In Colorado, tomatoes are finally here! Our May was cold and wet, which is unusual for sunny Colorado, setting plantings and harvests back 2 to 3 weeks. So while our tomatoes usually start coming in around July 4, it is now the 3rd week of July, and I finally have tomatoes.
Tomatoes are one of several crops that are best grown in your own garden. The homegrown flavors of picked-when-ripe, fresh tomatoes, snap beans, peas, or corn are worth the effort. This year I tried a new support system with my tomatoes, and so far it is my favorite because it is easy to set up, use, and store. And it's reusable year after year!
My new method is similar to the stake-and-weave method, but it's easier. I used sturdy wire mesh panels (concrete remesh or hog panels work well) attached to 8' fencing t-posts. I hung the mesh with the bottom about 1' above the ground and attached it to t-posts using zip-ties. I planted my tomatoes 2' apart in line with the support. While I am in the garden, I can simply weave the tomato tops back and forth through the grid pattern. I do this once a week, maybe twice, while I scout for ripe tomatoes, pests, and disease. At the end of the season, I can simply remove frost-killed vegetation, snip the zip ties, pull the t-posts and store the panels and t-posts flat, outdoors, for years of use. These are also great for creating permanent trellises rotating between peas, pole beans, melons, watermelon, cucumbers or any other climbers. I love seeing my tall, thin, yet strong wall of tomatoes. This system is simple, space efficient, reusable, and keeps plants off the ground, improving airflow and reducing the risk of soilborne diseases.

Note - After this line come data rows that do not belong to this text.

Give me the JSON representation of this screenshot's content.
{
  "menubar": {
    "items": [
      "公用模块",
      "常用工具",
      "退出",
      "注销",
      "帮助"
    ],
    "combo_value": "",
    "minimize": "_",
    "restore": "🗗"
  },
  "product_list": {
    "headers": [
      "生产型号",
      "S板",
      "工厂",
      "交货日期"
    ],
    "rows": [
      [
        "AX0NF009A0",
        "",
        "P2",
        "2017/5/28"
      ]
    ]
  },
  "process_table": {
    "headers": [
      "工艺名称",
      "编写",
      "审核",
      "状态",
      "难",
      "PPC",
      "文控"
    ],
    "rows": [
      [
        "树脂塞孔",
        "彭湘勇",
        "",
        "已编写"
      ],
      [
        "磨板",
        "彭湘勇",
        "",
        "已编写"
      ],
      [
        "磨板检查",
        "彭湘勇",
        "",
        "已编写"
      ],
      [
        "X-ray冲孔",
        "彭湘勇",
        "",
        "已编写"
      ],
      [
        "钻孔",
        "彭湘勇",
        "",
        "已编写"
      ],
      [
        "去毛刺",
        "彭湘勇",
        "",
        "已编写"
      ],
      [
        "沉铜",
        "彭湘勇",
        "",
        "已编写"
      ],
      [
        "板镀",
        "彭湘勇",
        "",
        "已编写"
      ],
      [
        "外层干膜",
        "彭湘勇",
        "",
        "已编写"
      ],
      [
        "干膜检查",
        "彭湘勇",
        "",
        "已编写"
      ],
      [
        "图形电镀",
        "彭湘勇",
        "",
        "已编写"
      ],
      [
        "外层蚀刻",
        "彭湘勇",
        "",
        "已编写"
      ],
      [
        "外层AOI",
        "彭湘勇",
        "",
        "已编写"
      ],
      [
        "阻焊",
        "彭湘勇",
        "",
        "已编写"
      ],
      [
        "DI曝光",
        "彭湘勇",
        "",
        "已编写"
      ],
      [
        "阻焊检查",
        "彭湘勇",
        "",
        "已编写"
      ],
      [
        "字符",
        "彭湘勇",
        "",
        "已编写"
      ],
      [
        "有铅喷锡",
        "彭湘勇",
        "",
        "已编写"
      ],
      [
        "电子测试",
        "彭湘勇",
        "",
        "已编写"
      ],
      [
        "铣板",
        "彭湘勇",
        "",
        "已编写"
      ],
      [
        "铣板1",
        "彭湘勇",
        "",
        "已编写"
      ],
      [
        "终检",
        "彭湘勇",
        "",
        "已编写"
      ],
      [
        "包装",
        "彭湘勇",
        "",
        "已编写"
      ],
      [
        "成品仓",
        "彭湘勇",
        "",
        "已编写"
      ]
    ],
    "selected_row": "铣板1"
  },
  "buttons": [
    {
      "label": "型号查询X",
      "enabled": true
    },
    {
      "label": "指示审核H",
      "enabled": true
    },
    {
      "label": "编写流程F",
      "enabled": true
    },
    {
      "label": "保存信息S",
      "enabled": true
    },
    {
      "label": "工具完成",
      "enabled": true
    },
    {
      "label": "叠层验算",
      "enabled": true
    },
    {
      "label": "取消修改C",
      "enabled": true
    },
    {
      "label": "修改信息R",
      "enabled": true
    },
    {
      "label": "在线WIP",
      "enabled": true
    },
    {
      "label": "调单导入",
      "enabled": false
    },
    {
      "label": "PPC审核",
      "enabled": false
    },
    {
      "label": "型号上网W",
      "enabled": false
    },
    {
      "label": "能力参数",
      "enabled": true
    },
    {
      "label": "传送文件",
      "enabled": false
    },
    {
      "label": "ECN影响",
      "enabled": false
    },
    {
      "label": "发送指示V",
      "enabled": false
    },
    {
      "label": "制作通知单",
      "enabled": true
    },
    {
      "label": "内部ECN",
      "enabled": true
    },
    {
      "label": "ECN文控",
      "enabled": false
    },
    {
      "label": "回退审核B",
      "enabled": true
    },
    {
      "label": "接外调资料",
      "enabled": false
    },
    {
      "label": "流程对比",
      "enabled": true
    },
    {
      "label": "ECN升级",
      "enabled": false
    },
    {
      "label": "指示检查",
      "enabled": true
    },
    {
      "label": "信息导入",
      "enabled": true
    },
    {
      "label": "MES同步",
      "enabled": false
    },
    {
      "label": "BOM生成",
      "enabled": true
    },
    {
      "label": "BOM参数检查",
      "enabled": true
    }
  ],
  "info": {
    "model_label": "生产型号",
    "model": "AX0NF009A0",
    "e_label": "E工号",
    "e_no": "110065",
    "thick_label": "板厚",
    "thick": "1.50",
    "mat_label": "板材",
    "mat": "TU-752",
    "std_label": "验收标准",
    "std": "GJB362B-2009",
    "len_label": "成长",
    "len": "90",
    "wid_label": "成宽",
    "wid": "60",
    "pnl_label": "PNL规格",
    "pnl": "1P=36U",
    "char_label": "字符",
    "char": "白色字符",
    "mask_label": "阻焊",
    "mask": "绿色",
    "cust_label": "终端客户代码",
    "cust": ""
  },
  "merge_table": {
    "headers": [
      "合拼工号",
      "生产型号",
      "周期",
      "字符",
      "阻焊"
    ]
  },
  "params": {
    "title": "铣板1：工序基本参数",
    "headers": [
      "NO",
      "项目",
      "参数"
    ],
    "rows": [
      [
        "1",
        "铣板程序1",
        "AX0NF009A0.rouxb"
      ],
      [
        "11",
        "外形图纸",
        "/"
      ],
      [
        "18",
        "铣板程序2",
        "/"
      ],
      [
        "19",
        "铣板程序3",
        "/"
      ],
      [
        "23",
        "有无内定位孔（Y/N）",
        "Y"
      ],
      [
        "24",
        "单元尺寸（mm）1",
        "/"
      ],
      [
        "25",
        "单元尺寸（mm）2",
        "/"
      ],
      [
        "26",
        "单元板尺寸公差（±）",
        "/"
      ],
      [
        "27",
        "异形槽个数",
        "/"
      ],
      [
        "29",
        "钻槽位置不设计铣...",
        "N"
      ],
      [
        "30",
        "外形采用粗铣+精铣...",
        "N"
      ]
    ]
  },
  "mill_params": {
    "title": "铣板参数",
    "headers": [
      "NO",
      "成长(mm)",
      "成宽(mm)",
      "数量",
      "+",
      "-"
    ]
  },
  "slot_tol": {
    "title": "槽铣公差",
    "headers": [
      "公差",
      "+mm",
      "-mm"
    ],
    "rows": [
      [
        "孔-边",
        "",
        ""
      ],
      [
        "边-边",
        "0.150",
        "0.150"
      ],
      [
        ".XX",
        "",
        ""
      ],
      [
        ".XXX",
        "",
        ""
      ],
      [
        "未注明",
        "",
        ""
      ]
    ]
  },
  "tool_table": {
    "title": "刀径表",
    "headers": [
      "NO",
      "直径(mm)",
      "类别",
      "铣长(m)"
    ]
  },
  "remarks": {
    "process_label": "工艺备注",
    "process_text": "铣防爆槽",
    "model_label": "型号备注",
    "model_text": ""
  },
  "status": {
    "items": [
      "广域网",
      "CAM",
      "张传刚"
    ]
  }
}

It helps make weeding a snap!
Every year my gardening efforts open my eyes to new opportunities and ideas to improve colors, flavors, and methods—my skills and enjoyment grow right alongside it.